two short and zesty chapter books

dory fantasmagory cover imageDory Fantasmagory, written and illustrated by Abby Hanlon
published in 2014 by Dial Books for Young Readers

Dory is a pint-sized girl with an epic, double-dip, tip-toppy imagination.

In fact, Dory’s imagination is so exuberant, so jam-full of imaginary friends, that her make-believe spills over like Niagara Falls into the real world of older siblings, parents, and doctor’s appointments. This drives her family completely berserk!dory fantasmagory illustration abby hanlon

Caroming off the walls, spinning into inexplicable frenzies, conversing with the mysterious Mary whom no one else can see, Dory exasperates her sister and brother once too often. The two of them concoct a plan to stop her in her tracks — they invent Mrs. Gobble Gracker, a horrid sort of person with gobs of sharp teeth who steals baby girls. So…you’d better stop acting like a baby then, is their solemn advice.

This completely backfires.

dory fantasmagory illustration2 abby hanlonDory launches into an all-out battle of wits with Mrs. Gobble Gracker, which includes turning herself into a dog. The problem is: Dory’s imagination has no Off Button. Where will this all end?!dory fantasmagory illustration3 abby hanlon

I love this hilarious story! The bewilderment and out-of-controlness and sheer exhaustion of living with this little firecracker sparkles off the pages. Dory narrates the story vividly, manically tugging us into her wild perspectives. Abby Hanlon has illustrated this with a generous helping of funny, childish drawings representing Dory’s reality.
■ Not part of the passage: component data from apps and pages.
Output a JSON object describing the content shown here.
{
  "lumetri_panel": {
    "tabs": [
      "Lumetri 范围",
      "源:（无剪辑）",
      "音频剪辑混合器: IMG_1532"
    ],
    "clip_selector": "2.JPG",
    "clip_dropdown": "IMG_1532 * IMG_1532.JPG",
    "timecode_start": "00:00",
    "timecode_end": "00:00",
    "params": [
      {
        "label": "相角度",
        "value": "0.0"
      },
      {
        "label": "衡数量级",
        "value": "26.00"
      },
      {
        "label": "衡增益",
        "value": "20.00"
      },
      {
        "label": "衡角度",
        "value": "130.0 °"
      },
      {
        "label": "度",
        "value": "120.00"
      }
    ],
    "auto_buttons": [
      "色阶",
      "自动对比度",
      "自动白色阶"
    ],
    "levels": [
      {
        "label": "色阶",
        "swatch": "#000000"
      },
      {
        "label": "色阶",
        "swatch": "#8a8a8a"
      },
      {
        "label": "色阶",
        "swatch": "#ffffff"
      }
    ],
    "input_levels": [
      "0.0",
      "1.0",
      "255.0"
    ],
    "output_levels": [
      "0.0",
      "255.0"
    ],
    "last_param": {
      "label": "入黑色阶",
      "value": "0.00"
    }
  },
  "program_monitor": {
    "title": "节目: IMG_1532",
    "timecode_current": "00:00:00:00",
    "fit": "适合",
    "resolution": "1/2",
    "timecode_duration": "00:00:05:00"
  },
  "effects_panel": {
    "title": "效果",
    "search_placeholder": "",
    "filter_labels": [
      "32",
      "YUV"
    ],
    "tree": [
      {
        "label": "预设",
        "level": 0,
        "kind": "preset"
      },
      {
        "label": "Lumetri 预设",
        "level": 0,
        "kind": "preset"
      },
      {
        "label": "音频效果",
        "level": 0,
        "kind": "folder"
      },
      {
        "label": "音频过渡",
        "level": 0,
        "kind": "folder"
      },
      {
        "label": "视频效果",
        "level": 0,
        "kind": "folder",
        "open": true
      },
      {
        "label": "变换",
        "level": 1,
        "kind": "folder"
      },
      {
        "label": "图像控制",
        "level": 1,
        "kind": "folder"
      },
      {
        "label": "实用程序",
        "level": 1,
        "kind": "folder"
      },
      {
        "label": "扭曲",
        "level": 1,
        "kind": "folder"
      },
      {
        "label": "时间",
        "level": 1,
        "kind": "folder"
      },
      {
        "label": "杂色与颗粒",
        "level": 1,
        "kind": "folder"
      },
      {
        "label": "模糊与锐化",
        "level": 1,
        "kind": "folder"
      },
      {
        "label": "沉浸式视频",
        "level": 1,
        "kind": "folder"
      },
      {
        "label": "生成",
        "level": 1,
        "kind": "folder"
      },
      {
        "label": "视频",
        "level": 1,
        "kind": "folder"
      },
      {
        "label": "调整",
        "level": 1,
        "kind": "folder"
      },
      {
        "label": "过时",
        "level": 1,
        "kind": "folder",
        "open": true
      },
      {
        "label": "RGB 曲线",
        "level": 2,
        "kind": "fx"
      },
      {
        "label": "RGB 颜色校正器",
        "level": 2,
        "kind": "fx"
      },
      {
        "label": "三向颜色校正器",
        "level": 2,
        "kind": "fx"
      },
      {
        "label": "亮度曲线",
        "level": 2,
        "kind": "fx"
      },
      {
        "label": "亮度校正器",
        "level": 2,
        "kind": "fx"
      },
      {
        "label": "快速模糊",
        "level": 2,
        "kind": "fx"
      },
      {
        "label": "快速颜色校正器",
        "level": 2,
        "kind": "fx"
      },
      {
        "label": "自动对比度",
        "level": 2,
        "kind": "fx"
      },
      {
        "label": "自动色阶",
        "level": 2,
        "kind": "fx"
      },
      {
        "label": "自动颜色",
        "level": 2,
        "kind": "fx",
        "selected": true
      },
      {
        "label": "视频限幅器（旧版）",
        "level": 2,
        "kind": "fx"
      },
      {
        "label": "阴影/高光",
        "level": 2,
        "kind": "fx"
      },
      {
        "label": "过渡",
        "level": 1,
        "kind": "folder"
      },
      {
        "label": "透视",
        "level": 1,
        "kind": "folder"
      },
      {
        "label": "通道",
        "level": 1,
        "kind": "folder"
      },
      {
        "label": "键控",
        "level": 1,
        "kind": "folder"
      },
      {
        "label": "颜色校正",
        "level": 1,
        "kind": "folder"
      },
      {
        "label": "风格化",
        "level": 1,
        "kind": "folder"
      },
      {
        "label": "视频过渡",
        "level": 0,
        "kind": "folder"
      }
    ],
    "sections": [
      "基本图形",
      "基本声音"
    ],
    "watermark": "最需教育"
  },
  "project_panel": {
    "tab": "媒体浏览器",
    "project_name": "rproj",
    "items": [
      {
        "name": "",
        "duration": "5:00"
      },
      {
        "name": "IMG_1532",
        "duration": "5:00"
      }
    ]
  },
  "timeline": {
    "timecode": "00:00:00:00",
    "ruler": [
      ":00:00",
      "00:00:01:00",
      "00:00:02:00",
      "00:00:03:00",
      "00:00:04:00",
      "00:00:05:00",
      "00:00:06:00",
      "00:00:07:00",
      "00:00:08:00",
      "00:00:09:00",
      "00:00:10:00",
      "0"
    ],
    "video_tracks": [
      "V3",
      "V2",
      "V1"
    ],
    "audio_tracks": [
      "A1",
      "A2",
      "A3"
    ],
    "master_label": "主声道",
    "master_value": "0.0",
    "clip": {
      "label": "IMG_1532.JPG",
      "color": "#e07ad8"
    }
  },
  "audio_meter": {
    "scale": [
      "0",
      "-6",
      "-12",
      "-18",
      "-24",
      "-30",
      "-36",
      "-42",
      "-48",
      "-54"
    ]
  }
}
It’s a smashing early-chapter book for Frog & Toad graduates, with plenty of illustration to break up this fantasmagorical text, or a hoot of a read-aloud for ages 4-7. 

emma and the blue genie cover imageEmma and the Blue Genie, by Cornelia Funke, translated by Oliver Latsch, illustrated by Kerstin Meyer
first American edition 2014 by Random House; published in Germany in 2002

Emma lives with her four brothers in a house beside the sea. She loves the ocean, especially the sound of the surf hissing over the sand, although it terrifies her brothers.

Brothers are strange. During the day they fight and scuffle, and at night their fear of the dark won’t let emma and the blue genie illustration3 kerstin meyer 001them sleep. Nearly every night one of Emma’s brothers crawled into her bed to hide from sea monsters and octopuses, only to immediately start snoring so noisily that she couldn’t hear the rush of the sea anymore.

So, Emma picks up a comfy cushion and trundles down to the beach to enjoy solitude, salty breezes and the shine of the moon. Her courage is bolstered by the companionship of her little dog, Tristan, whose legs are “as short as bratwursts” and whose tail “looked like a twirly noodle” but who is equipped with “lots of pointy teeth in his mouth.

emma and the blue genie illustration2 kerstin meyer 001A bottle bobbing in the waves catches Emma’s eye and upon uncorking it she encounters its resident blue genie. Unfortunately this genie is a skimpy fellow whose size has been whittled by an evil fellow named Sahim. Sahim has stolen his nose ring, and with it all his magical powers are gone, including the power to grant wishes — quite a disappointment, don’t you agree?

Of course Emma offers to help him recover this ring and his magnificence, so off they go on a magic carpet to the palace of the caliph of Barakash and a thrilling, dangerous struggle with the most dastardly yellow genie of all.

Palm trees and golden flamingos, seriously-scary scorpions and honeyed dates waft our way in this clever, original Ali Baba-esque tale from the acclaimed author of the Inkheart trilogy. Funke’s emma and the blue genie illustration kerstin meyerwriting is delectable, rich in detail and colorful characters, with a lively pace, a sizzle of tension, and plenty of good humor to keep it friendly.

Kerstin Meyer’s watercolor illustrations charm us with vivid personalities, exotic Arabian locales, and one faithful dog. The heavily-illustrated pages are exceedingly tantalizing!

It’s a thoroughly enjoyable story that would be a super read-aloud for ages 5 or 6 and up (mind the scorpions and spiders), or an excellent short-chapter book — 90 heavily illustrated pages — for a stout reader.